Matthew Azevedo is Consultant in Architectural Acoustics and Mechanical Systems for Acentech. Matt brings an extensive range of teaching and recording talents plus experience as an audio engineer, mastering engineer and musician to his role of acoustician. He has a wide variety of interests ranging from recording facilities, classroom acoustics, and residential facilities to corporate environments. His consulting projects focus on architectural acoustics, sound isolation, and acoustical measurement. He received a Master of Science in Architectural Sciences with a concentration in Architectural Acoustics from Rensselaer Polytechnic Institute, and a Bachelor of Music in Sound Recording Technology from the University of Massachusetts, Lowell. He has taught courses in acoustics, audio production, and circuit design at Boston University, the University of Massachusetts, and Harvard Extension School. Mr. Azevedo is an active composer and musician in the Boston area.
A good listening environment should be quiet, but how quiet does it need to be? Intrusive noise is not just a distraction, it also affects a listener’s perceptions of emotion, space, and timbre. Unfortunately, construction costs increase exponentially with decreasing noise levels. Where is the right place to draw the line between quiet and cost? This talk will examine the common metrics for background noise, describe the architectural techniques and challenges of reducing background noise, and present ongoing research into the effects of background noise in performance spaces.

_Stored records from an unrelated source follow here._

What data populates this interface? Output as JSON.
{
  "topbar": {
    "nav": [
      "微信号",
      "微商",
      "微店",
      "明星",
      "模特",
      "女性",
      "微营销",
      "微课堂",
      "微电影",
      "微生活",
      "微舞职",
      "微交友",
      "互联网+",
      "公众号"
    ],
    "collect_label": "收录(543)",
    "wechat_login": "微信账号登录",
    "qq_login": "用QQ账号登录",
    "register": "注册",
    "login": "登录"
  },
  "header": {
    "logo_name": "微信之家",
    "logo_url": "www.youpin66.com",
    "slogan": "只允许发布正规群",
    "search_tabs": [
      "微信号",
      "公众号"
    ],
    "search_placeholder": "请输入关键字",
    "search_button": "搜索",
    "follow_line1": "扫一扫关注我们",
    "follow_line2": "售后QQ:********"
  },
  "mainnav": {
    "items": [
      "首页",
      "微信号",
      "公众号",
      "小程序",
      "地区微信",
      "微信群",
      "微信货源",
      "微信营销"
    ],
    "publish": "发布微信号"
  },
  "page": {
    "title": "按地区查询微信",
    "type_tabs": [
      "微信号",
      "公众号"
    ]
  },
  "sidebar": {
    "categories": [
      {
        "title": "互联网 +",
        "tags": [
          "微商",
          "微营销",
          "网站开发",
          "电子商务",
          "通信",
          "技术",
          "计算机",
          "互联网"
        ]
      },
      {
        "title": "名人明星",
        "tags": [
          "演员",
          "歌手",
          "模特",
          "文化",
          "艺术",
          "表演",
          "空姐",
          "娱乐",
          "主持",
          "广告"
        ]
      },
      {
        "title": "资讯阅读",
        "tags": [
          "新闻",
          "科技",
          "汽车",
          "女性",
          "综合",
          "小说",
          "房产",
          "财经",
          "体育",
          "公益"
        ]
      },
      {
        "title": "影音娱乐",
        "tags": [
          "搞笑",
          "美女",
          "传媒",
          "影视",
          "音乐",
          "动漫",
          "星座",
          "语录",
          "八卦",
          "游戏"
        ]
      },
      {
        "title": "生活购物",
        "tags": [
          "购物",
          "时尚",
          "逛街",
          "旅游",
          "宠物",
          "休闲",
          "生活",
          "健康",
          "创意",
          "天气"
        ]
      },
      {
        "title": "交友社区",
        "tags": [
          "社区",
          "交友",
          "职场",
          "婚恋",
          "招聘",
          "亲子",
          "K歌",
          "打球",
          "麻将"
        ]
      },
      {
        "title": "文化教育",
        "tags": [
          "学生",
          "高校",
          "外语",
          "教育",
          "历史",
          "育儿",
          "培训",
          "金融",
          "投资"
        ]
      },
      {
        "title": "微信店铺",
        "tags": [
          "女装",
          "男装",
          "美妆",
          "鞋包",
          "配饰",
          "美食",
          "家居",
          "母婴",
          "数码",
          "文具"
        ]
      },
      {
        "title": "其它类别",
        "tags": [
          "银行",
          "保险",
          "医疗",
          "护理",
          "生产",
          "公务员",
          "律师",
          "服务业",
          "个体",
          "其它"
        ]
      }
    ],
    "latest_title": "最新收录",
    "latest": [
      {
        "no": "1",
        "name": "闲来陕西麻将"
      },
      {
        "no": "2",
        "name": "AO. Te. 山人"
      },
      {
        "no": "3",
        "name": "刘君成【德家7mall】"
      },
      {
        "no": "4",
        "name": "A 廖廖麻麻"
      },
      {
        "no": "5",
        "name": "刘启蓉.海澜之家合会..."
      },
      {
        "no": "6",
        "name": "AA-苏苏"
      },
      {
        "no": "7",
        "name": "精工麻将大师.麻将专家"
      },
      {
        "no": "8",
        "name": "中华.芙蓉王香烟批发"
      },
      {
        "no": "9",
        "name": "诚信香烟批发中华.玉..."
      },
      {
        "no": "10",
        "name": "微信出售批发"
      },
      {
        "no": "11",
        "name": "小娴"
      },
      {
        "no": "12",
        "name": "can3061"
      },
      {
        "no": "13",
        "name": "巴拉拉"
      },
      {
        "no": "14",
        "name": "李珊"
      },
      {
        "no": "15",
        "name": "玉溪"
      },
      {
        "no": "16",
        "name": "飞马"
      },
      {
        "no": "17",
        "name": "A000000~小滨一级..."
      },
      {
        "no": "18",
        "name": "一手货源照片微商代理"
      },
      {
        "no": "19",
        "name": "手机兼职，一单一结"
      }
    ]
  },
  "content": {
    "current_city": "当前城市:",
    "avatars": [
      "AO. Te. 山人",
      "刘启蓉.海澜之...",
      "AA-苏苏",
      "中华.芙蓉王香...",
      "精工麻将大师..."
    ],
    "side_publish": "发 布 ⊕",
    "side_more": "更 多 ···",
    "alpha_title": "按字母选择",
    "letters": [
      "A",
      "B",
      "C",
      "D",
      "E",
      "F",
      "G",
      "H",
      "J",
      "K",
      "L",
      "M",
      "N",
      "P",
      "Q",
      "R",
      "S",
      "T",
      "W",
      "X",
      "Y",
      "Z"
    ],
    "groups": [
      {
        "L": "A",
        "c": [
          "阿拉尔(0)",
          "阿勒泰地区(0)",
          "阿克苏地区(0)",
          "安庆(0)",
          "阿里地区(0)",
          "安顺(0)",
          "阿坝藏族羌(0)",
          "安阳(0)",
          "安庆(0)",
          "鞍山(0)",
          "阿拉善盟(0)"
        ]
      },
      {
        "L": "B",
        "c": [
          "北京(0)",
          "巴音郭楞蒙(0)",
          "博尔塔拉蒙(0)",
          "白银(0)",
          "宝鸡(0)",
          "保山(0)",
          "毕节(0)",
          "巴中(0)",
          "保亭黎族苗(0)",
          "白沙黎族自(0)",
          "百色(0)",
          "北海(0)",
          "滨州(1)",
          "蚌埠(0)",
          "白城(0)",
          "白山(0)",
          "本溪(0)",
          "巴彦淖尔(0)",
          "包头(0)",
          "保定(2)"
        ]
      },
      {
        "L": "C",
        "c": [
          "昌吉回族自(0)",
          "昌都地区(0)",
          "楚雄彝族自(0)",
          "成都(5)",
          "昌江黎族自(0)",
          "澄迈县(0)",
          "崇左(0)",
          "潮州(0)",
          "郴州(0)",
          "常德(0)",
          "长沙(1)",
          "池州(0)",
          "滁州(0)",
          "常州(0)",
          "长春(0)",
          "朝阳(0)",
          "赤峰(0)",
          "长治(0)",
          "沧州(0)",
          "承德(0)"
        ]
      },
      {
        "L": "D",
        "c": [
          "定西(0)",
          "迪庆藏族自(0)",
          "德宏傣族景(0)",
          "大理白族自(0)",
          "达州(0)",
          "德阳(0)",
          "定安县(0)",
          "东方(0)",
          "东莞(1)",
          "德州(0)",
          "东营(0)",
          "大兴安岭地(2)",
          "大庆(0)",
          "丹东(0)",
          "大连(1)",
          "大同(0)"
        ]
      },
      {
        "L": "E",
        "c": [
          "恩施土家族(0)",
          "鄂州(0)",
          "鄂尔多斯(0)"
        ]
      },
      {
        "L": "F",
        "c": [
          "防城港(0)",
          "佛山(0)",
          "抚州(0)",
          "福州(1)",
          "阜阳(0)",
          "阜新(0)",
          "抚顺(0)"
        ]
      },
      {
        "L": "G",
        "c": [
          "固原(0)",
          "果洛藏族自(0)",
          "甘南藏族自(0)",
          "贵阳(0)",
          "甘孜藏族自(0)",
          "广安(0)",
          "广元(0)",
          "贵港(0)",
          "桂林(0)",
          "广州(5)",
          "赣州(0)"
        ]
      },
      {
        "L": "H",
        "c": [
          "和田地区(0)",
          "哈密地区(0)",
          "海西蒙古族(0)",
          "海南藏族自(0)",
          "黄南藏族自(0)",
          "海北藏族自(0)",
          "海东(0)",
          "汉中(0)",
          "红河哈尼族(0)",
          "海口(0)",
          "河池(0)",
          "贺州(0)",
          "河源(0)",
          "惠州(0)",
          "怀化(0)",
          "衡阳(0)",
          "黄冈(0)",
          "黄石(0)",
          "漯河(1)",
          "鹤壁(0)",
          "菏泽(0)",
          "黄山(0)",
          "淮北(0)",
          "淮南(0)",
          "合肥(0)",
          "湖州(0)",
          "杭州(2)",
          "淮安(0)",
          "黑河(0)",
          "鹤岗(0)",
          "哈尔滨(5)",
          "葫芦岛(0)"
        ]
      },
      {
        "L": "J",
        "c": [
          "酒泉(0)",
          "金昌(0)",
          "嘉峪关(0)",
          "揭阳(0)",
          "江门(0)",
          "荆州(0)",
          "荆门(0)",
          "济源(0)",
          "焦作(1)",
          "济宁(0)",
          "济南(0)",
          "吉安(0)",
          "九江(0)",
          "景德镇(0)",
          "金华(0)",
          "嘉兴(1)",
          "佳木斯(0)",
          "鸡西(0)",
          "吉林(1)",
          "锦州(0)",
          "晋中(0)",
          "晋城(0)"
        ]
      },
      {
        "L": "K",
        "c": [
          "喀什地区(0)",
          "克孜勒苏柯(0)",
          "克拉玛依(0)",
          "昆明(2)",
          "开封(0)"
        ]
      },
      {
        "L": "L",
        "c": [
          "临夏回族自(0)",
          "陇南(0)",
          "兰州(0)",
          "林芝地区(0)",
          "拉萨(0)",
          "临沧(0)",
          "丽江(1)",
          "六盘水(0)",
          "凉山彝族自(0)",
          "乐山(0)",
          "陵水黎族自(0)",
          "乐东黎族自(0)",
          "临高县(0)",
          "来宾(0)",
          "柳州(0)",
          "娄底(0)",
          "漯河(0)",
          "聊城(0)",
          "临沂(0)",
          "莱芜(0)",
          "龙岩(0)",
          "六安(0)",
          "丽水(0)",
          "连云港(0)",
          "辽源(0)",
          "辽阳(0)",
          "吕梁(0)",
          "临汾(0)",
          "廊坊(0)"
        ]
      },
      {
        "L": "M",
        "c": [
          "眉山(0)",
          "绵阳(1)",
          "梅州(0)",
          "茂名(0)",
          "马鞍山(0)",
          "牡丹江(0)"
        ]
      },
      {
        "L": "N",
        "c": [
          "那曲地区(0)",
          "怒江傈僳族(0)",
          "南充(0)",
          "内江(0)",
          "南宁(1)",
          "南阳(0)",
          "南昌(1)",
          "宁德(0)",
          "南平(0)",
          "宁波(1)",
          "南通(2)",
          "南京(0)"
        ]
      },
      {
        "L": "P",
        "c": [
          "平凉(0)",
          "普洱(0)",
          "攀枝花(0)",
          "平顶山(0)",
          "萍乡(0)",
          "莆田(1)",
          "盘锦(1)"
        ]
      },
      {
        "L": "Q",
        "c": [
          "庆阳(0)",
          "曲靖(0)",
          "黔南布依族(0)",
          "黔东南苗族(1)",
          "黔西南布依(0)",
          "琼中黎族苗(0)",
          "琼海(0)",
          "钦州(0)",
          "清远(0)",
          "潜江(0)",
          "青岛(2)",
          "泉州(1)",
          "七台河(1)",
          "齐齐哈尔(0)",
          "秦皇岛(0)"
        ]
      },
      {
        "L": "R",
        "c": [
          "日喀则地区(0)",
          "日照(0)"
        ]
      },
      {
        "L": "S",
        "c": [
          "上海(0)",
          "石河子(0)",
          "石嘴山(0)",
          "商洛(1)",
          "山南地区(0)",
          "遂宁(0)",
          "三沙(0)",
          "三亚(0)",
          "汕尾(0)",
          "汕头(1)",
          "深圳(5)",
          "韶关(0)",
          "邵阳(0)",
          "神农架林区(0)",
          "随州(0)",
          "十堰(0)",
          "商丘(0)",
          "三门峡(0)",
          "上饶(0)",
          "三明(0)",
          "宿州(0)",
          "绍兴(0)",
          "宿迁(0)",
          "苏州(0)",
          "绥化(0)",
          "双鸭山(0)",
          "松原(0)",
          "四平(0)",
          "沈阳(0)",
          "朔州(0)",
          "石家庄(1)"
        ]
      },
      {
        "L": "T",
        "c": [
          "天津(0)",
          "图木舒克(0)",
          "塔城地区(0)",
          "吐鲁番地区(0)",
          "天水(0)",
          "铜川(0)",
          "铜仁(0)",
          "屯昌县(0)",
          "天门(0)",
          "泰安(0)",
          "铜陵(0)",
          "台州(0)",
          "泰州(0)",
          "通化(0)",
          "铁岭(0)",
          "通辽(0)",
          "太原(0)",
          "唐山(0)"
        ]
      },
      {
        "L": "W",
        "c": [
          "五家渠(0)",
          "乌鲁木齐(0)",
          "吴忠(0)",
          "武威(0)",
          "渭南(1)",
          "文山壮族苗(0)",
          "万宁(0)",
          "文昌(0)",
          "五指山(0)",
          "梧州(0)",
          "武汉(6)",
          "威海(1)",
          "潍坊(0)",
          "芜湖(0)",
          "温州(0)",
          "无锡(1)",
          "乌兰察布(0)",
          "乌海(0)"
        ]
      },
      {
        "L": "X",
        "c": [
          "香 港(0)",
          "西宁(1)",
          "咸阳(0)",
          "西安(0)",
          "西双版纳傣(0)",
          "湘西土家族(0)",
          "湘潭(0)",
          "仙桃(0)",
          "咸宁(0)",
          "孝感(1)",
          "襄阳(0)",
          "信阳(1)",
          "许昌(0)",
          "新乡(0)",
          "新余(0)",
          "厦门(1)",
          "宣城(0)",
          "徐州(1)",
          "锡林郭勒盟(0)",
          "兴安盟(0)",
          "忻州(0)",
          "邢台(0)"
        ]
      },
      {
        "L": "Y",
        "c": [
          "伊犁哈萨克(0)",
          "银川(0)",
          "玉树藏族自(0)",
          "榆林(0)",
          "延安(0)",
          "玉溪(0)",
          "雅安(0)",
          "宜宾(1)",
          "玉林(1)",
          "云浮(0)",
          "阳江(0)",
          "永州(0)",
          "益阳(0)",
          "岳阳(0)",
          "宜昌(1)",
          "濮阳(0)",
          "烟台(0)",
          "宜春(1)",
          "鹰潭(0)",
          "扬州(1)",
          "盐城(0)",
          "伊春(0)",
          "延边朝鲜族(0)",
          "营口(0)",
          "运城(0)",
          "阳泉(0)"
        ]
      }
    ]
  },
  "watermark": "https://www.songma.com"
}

Sophia Roosth is Assistant Professor in the History of Science at Harvard University. Her research focuses on the twentieth and twenty-first century life sciences. Her first book manuscript, based on four years of ethnographic fieldwork, examines how the life sciences are changing at a moment when researchers build new biological systems in order to investigate how biology works. In this work, Roosth asks what happens to “life” as a conceptual category when experimentation and fabrication converge. To answer this question, she tracks groups as diverse as synthetic biologists (bioengineers who build standardized genetic components), amateur biohackers who promote biological research in community labs, and molecular gastronomers (those who apply biochemical principles and techniques to cooking), among others. She draws upon anthropological accounts of craft and artisanship to analyze this recent turn to biological manufacture. This research piqued her interest in how non-visual senses (e.g., hearing, taste, and touch) figure in scientific research and knowledge production. For example, Roosth has written about sonocytologists who record cellular vibrations, exploring how listening to cells impacts how researchers understand biological processes. Roosth joined the Department of the History of Science in 2011. She previously worked as a postdoctoral fellow at the Pembroke Center for Teaching and Research on Women at Brown University (2010-2011). She received her doctorate in science studies from the Massachusetts Institute of Technology in 2010.
What do cells sound like? Sonocytology is a technique in nanotechnology research developed by James Gimzewski at UCLA. Using a scanning probe microscope to record the vibrations of cell walls, researchers amplify those vibrations so that humans can hear them. Yeast cells vibrate approximately one thousand times per second, and most cells vibrate within the frequency — though not amplitude — of human hearing. In this talk, I address how cellular vibrations are converted into sounds that scientists can interpret as conveying meaningful information regarding the dynamism of cellular interiors. I ask what conditions enable scientists to describe cells as actors capable of “speaking” or “screaming,” and suggest that listening to cellular sounds could change how scientists think about cells — as subjects that are dynamic, environmentally situated, and experiential.